By BRENT STUBBS
Senior Sports Reporter
DESPITE the restrictions imposed by the coronavirus pandemic, Terrance ‘Red Eye’ McSweeney was pleased by the turnout for his Diamond Basketball Development Programme.
The programme, designed for female basketball players in the country, got started on Saturday, November 14 and will wrap up from 9am to noon Saturday at the Hope Centre Ministries Basketball Court on Big Pond Highway and Bahamas Games Boulevard. This year, McSweeney will pay tribute to the late Jonique ‘Mini’ Webb, a former Diamond Basketball Development camper, who died on January 19 at the age of 30 after she lost her battle with lupus.
“It’s going to be very, very exciting,” said McSweeney of the finale of the programme this Saturday. “We are looking forward to the Alpha Kappa Sorority Inc., an organisation that Jonique Webb was involved in, to be a part of the event.”
McSweeney said Ida Poitier, the president of the local chapter of the sorority, now celebrating its 112th anniversary, will be in attendance along with other sisters as they honour the life and memory of Webb on the basketball court.
After hosting the programme for the past six weeks, McSweeney said they too are honouring Webb, who was a part of the organisation from 1998 to 2006 after graduating from Jordan Prince Williams High School where she was a multiple sporting star.

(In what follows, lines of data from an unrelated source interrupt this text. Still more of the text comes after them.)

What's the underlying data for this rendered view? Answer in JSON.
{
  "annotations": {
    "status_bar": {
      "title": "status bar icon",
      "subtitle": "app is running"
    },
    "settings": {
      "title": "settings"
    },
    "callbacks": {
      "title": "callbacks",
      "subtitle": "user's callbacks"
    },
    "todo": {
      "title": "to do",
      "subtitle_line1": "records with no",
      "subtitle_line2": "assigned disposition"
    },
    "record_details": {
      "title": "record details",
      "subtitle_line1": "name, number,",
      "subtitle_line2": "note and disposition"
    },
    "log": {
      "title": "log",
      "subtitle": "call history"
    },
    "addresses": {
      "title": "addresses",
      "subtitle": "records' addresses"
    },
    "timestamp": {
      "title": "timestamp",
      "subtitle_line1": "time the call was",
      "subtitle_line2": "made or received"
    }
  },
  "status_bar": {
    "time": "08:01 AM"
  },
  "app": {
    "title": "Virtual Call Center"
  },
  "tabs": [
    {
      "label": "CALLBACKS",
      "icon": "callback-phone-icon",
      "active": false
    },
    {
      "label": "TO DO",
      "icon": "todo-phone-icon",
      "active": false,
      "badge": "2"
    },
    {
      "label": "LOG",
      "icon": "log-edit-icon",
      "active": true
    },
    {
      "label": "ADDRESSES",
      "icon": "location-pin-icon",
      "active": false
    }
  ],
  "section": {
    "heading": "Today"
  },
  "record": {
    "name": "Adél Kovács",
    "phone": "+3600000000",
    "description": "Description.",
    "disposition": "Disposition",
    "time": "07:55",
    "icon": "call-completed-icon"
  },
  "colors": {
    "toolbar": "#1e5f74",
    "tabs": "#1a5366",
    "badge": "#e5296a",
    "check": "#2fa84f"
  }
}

“We just thought it was fitting once again with these six Saturdays practices,” McSweeney said. “Prior to Saturday, November 14, we tried during the summer to do a five-week basketball tournament for girls honouring Jonique.
“But the pandemic played a part in that not coming to fruition. But we give God thanks for the one week we were able to host eight girls during that week, who came in and got a chip off the iceberg in terms of what the programme is all about.”
With an average of 12-16 girls participating in this latest programme, McSweeney said Webb’s mother Linda Forbes has been an inspiration assisting with transporting at least five of the players to and from their homes from schools such as CV Bethel, Nassau Christian Academy and LW Young.
Other players came from Anatol Rodgers, St John’s, Temple Christian Academy and Harbour Island All- Age School, which is now home schooling here.
Special awards will be presented to the most outstanding players who depicted Webb’s attributes, as well as a few other presentations to the players and to the Diamond Basketball Development Programme.
Members of the AKA, the oldest black sorority, will also have members come out and share their experiences and to encourage the young campers.
As a part of the activities planned, the sorority members will also be invited to participate in the specially designed Jonique Buckets where they will have to either make as many lay ups or shoot free throws or jump shots with pink and green basketballs to help play their part in honouring Webb’s achievement as a player. “Jonique was full of life and was always having fun around whoever she was with,” McSweeney said. “She was a fun person to be around, so with her organisation coming through, we decided that we will make it a fun-filled day in her honour.”